◆ **SUPPLIED DATA**
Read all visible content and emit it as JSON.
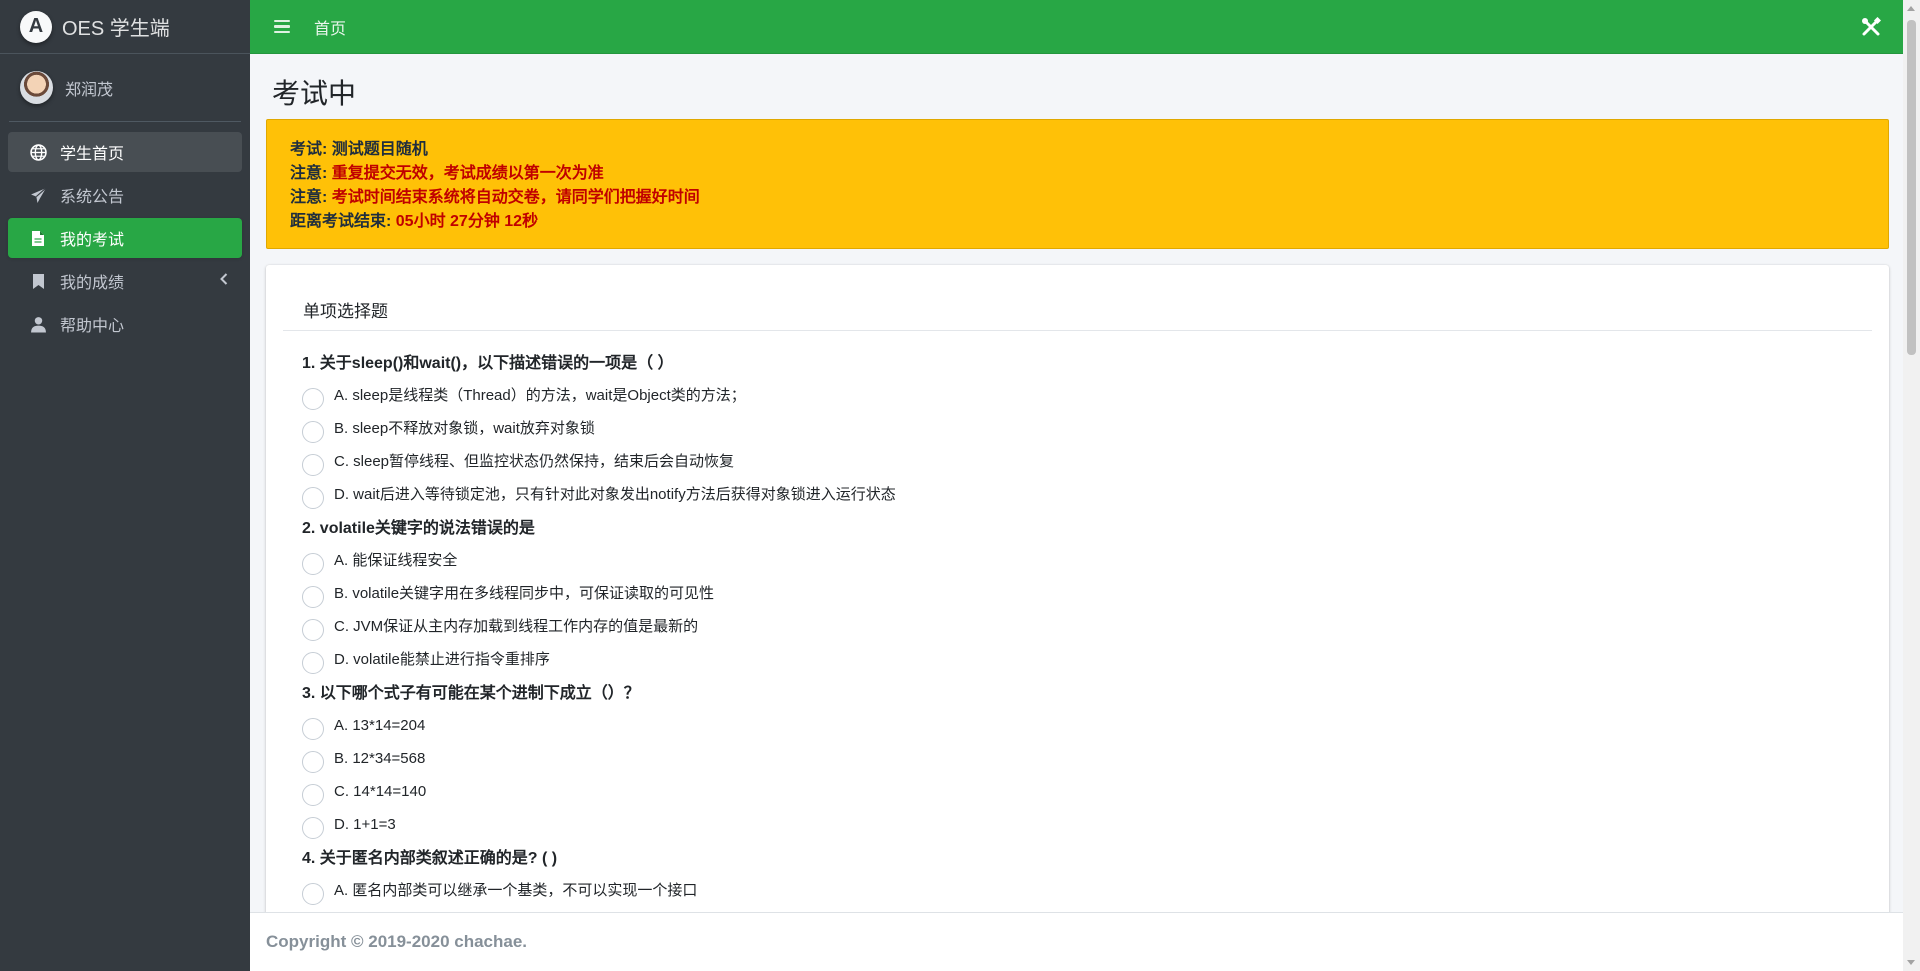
{
  "brand": {
    "logo_letter": "A",
    "title": "OES 学生端"
  },
  "user": {
    "name": "郑润茂"
  },
  "sidebar": {
    "items": [
      {
        "label": "学生首页",
        "icon": "globe-icon",
        "state": "hover"
      },
      {
        "label": "系统公告",
        "icon": "paper-plane-icon",
        "state": ""
      },
      {
        "label": "我的考试",
        "icon": "file-icon",
        "state": "active"
      },
      {
        "label": "我的成绩",
        "icon": "bookmark-icon",
        "state": "",
        "has_arrow": true
      },
      {
        "label": "帮助中心",
        "icon": "user-icon",
        "state": ""
      }
    ]
  },
  "topbar": {
    "menu_icon": "bars-icon",
    "home_link": "首页",
    "tools_icon": "tools-icon"
  },
  "page": {
    "title": "考试中"
  },
  "alert": {
    "exam_label": "考试: ",
    "exam_name": "测试题目随机",
    "note1_label": "注意: ",
    "note1_text": "重复提交无效，考试成绩以第一次为准",
    "note2_label": "注意: ",
    "note2_text": "考试时间结束系统将自动交卷，请同学们把握好时间",
    "countdown_label": "距离考试结束: ",
    "countdown_value": "05小时 27分钟 12秒"
  },
  "card": {
    "section_title": "单项选择题"
  },
  "questions": [
    {
      "title": "1. 关于sleep()和wait()，以下描述错误的一项是（ ）",
      "options": [
        "A. sleep是线程类（Thread）的方法，wait是Object类的方法；",
        "B. sleep不释放对象锁，wait放弃对象锁",
        "C. sleep暂停线程、但监控状态仍然保持，结束后会自动恢复",
        "D. wait后进入等待锁定池，只有针对此对象发出notify方法后获得对象锁进入运行状态"
      ]
    },
    {
      "title": "2. volatile关键字的说法错误的是",
      "options": [
        "A. 能保证线程安全",
        "B. volatile关键字用在多线程同步中，可保证读取的可见性",
        "C. JVM保证从主内存加载到线程工作内存的值是最新的",
        "D. volatile能禁止进行指令重排序"
      ]
    },
    {
      "title": "3. 以下哪个式子有可能在某个进制下成立（）？",
      "options": [
        "A. 13*14=204",
        "B. 12*34=568",
        "C. 14*14=140",
        "D. 1+1=3"
      ]
    },
    {
      "title": "4. 关于匿名内部类叙述正确的是? ( )",
      "options": [
        "A. 匿名内部类可以继承一个基类，不可以实现一个接口"
      ]
    }
  ],
  "footer": {
    "copyright": "Copyright © 2019-2020 chachae."
  }
}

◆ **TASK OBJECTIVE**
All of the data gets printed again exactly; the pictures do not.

◆ **TASK SOLUTION**
Read all visible content and emit it as JSON.
{
  "brand": {
    "logo_letter": "A",
    "title": "OES 学生端"
  },
  "user": {
    "name": "郑润茂"
  },
  "sidebar": {
    "items": [
      {
        "label": "学生首页",
        "icon": "globe-icon",
        "state": "hover"
      },
      {
        "label": "系统公告",
        "icon": "paper-plane-icon",
        "state": ""
      },
      {
        "label": "我的考试",
        "icon": "file-icon",
        "state": "active"
      },
      {
        "label": "我的成绩",
        "icon": "bookmark-icon",
        "state": "",
        "has_arrow": true
      },
      {
        "label": "帮助中心",
        "icon": "user-icon",
        "state": ""
      }
    ]
  },
  "topbar": {
    "menu_icon": "bars-icon",
    "home_link": "首页",
    "tools_icon": "tools-icon"
  },
  "page": {
    "title": "考试中"
  },
  "alert": {
    "exam_label": "考试: ",
    "exam_name": "测试题目随机",
    "note1_label": "注意: ",
    "note1_text": "重复提交无效，考试成绩以第一次为准",
    "note2_label": "注意: ",
    "note2_text": "考试时间结束系统将自动交卷，请同学们把握好时间",
    "countdown_label": "距离考试结束: ",
    "countdown_value": "05小时 27分钟 12秒"
  },
  "card": {
    "section_title": "单项选择题"
  },
  "questions": [
    {
      "title": "1. 关于sleep()和wait()，以下描述错误的一项是（ ）",
      "options": [
        "A. sleep是线程类（Thread）的方法，wait是Object类的方法；",
        "B. sleep不释放对象锁，wait放弃对象锁",
        "C. sleep暂停线程、但监控状态仍然保持，结束后会自动恢复",
        "D. wait后进入等待锁定池，只有针对此对象发出notify方法后获得对象锁进入运行状态"
      ]
    },
    {
      "title": "2. volatile关键字的说法错误的是",
      "options": [
        "A. 能保证线程安全",
        "B. volatile关键字用在多线程同步中，可保证读取的可见性",
        "C. JVM保证从主内存加载到线程工作内存的值是最新的",
        "D. volatile能禁止进行指令重排序"
      ]
    },
    {
      "title": "3. 以下哪个式子有可能在某个进制下成立（）？",
      "options": [
        "A. 13*14=204",
        "B. 12*34=568",
        "C. 14*14=140",
        "D. 1+1=3"
      ]
    },
    {
      "title": "4. 关于匿名内部类叙述正确的是? ( )",
      "options": [
        "A. 匿名内部类可以继承一个基类，不可以实现一个接口"
      ]
    }
  ],
  "footer": {
    "copyright": "Copyright © 2019-2020 chachae."
  }
}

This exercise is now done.